Make sure you answer NO to all the social media no-nos.

There are pictures of me consuming alcohol while underage online. YES / NO

People can gain access to my cell phone and address through Facebook. YES / NO

There are pictures of me doing something illegal online. YES / NO

There are pictures of me doing something that a professor, employer, or someone I respect might consider to be in poor taste. YES / NO

People have posted incriminating info on my wall. YES / NO

I accept friend requests from anyone who requests me. YES / NO

I don't have privacy settings in place. YES / NO

I post blog entries that share my personal information. YES / NO

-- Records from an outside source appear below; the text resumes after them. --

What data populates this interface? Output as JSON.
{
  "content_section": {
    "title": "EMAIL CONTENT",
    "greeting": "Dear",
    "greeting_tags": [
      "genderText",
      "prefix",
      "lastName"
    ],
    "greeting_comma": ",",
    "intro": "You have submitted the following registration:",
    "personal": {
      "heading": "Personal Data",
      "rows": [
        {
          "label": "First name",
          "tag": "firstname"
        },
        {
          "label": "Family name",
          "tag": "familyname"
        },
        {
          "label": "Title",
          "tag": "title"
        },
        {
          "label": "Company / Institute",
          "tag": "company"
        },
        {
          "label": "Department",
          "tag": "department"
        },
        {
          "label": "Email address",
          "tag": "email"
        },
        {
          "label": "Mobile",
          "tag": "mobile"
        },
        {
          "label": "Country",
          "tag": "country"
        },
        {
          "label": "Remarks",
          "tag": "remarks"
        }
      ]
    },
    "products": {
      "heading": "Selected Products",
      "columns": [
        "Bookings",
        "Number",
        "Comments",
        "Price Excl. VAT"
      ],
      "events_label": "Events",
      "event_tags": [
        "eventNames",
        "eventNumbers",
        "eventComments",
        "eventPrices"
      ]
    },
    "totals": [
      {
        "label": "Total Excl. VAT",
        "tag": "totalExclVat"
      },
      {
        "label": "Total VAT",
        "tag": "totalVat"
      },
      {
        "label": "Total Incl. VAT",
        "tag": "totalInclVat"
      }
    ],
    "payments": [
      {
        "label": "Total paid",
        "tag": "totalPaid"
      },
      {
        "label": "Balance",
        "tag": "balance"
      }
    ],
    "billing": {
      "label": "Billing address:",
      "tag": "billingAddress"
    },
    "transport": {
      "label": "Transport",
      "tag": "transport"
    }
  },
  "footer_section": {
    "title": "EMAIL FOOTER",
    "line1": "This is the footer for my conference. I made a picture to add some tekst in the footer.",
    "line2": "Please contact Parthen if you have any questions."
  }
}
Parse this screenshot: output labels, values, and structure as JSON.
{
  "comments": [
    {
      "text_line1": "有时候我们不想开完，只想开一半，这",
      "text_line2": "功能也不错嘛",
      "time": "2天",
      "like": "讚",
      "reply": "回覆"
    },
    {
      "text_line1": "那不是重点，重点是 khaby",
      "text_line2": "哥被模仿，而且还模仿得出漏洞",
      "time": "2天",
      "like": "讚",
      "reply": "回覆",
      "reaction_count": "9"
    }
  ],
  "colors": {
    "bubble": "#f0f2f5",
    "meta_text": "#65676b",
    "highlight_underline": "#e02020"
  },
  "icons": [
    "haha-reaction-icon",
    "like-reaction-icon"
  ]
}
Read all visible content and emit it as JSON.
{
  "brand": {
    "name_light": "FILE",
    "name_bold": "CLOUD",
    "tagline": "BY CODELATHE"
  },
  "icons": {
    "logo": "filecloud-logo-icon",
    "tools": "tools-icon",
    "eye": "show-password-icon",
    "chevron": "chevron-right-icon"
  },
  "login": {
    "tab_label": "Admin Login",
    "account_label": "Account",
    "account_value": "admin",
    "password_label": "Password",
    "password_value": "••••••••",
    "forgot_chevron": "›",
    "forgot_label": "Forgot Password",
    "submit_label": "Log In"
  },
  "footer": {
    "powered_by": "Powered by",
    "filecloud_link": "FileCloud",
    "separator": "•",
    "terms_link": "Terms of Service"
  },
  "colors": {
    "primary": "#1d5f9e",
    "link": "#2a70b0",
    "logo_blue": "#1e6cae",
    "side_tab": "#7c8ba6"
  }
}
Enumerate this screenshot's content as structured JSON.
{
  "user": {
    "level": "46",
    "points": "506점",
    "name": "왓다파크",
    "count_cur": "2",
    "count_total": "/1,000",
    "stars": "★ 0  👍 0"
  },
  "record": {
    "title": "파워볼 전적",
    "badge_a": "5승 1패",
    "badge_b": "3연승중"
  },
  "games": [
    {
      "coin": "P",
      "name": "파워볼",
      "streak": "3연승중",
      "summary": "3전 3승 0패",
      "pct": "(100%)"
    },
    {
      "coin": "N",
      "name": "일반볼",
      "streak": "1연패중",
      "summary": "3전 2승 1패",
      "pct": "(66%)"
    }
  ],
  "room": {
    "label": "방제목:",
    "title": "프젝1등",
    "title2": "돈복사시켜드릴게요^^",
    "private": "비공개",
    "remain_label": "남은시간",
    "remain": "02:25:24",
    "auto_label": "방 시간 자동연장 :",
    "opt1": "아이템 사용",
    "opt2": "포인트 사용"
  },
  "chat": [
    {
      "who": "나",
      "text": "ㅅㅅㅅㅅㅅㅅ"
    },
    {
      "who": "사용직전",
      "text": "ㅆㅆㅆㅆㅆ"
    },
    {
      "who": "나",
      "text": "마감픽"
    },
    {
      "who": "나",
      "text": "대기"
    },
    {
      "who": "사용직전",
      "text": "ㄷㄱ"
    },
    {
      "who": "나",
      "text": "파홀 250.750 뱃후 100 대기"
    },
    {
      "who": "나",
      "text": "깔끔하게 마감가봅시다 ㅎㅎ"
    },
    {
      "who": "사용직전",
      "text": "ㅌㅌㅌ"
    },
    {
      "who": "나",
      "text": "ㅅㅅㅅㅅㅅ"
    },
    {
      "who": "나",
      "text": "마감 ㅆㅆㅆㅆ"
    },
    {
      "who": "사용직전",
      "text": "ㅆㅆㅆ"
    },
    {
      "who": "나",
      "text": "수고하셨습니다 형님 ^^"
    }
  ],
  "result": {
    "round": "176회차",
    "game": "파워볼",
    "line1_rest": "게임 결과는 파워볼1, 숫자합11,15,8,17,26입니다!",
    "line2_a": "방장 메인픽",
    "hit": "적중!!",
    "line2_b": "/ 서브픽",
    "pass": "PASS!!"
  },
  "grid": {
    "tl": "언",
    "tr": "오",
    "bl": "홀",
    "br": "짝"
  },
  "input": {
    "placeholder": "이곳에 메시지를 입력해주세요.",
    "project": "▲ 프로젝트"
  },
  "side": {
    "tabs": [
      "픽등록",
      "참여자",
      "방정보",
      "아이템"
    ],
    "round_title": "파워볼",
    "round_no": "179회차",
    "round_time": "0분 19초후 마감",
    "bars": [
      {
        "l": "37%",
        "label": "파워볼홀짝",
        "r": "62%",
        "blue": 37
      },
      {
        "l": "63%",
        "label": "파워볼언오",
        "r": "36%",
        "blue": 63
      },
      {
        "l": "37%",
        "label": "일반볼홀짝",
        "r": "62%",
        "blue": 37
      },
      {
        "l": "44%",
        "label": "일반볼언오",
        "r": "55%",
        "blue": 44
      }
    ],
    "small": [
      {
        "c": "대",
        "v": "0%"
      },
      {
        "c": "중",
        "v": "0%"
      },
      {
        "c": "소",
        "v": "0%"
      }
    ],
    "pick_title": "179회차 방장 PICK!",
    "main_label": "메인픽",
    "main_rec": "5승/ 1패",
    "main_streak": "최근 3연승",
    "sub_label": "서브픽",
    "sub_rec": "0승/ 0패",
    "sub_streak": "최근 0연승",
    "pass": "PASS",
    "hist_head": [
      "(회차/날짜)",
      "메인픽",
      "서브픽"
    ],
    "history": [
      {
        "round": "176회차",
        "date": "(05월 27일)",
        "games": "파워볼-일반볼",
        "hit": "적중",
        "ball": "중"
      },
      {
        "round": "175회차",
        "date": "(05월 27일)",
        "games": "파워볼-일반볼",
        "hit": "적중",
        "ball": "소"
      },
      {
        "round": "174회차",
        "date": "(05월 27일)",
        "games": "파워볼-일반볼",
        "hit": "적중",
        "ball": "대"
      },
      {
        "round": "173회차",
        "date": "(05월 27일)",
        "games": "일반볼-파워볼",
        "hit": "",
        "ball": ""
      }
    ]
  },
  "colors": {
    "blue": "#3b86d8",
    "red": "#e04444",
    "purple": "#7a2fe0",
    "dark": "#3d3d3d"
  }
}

I've posted hateful messages. YES / NO

I have gotten expelled for posting threatening messages. YES / NO

I change my password once a month. YES / NO

What is the worst story you've ever heard about social networking gone bad?

_____________________

List ten Internet safety concerns most students don't think about when texting,
Facebooking, and using social networks:

1.

2.

3.

4.

5.

6.

7.

8.

9.

10.

True or False

And now some VERY difficult true or false questions about how you use technology to finish this Naked Exercise:

1. Texting in class is considered polite and respectful.

True or False

2. Taking and texting naked pictures of yourself is a GREAT idea.

True or False

3. It's a good idea to accept anyone's Facebook friendship request.

True or False

4. Facebook privacy settings will keep all of your information private from future scandal.

True or False

5. Posting your cell phone number will allow everyone who wants to harass you an opportunity to call and text you.

True or False

6. Everything you write, post, email, and say on social networking sites is available for the world to intercept.

True or False

Meet the Author

Harlan Cohen's syndicated advice column for people in their teens and twenties, Help Me, Harlan!, is distributed by King Features Syndicate, and appears in papers such as the Chicago Tribune, Dallas Morning News, and Seattle Times. Harlan tours college campuses giving presentations to orientation groups. He lives in Chicago, IL.

Customer Reviews

Average Review:

Write a Review

and post it to your social network

     

Most Helpful Customer Reviews

See all customer reviews >